David Henderson is correct: High IQ and grasp of factoids isn’t sufficient to make someone a sound thinker.

Amar Bhidé tells “the boring truth about AI.”

And here are thoughts from Arnold Kling on Bhidé’s piece.

Freddie Sayers talks with Harvard Law professor Randall Kennedy about DEI.

C. Jarrett Dieterle reports on Minneapolis’s assault on gig workers and consumers. A slice:

In response to the council’s override, ride-sharing companies like Uber and Lyft have announced they are planning to pull out of the Minneapolis market entirely unless the council reverses course. The ride-share companies originally were set to leave the city on May 1 when the ordinance went into effect, but after a last-minute agreement by the council to delay the ordinance’s effective date to July 1, the ride-share companies are in wait-and-see mode.


Quotation of the Day…

… is from page 233 of F. A. Hayek’s March 1945 essay, in Fortune, “Review of Sir William Beveridge’s Full Employment in a Free Society,” as this essay is reprinted as Chapter 12 of Hayek, Contra Keynes and Cambridge (Bruce Caldwell, ed., 1995), which is volume 9 of The Collected Works of F.A. Hayek:

It is the great merit of democracy that the demand for the cure of a widely felt evil can find expression in an organized movement. That popular pressure might become canalized in support of particular theories that sound plausible to the ordinary man is one of its dangers.

DBx: So true.

There is today a superabundance of policy ideas that sound plausible to ordinary men and women but that, upon inspection with sound economics, are revealed as crackpot.

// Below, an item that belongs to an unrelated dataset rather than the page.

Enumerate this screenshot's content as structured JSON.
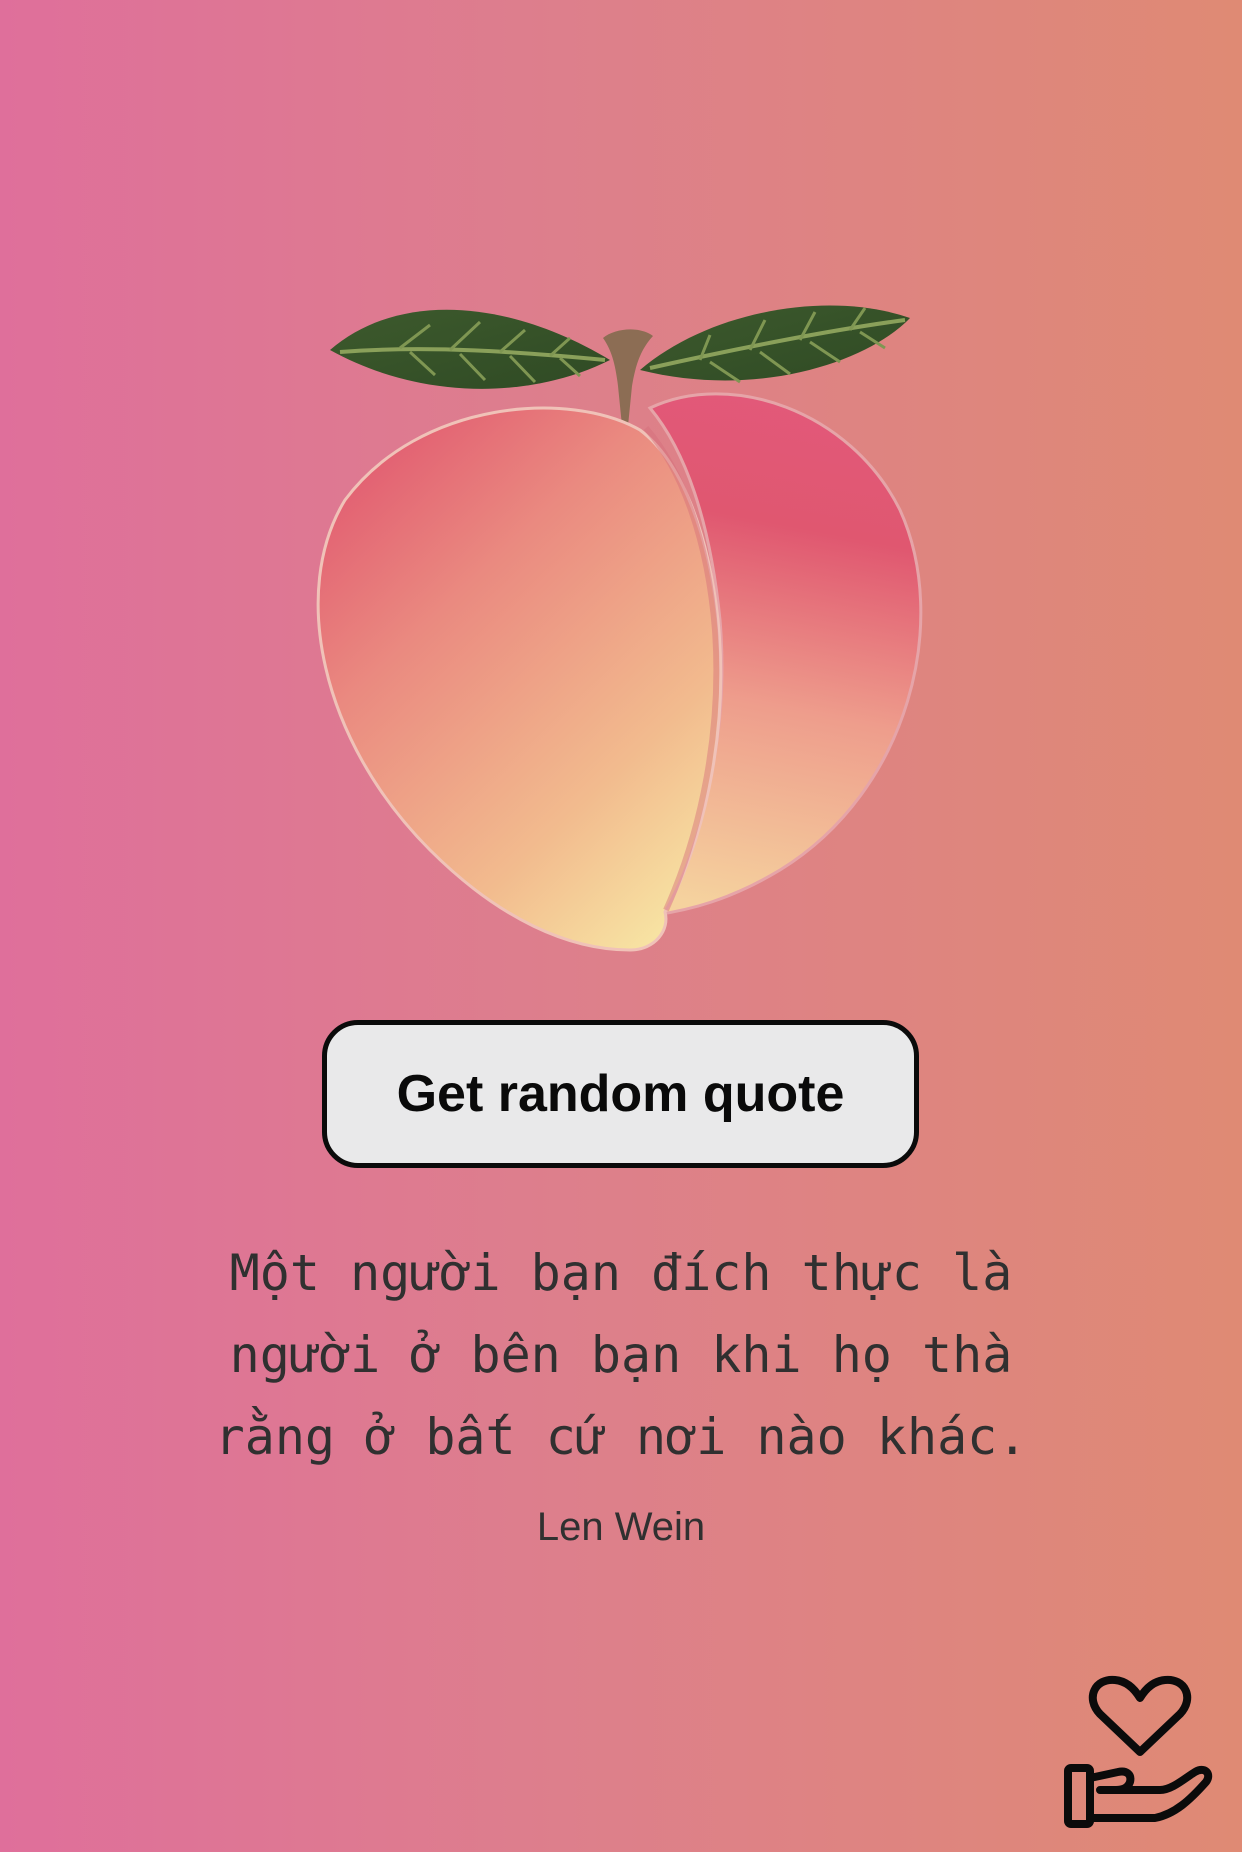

These ideas include minimum-wage legislation as a means of improving the lives of poor workers, protective tariffs as a means of enriching the people of the nation, and ever-increasing funding for government schools as a means of providing better education.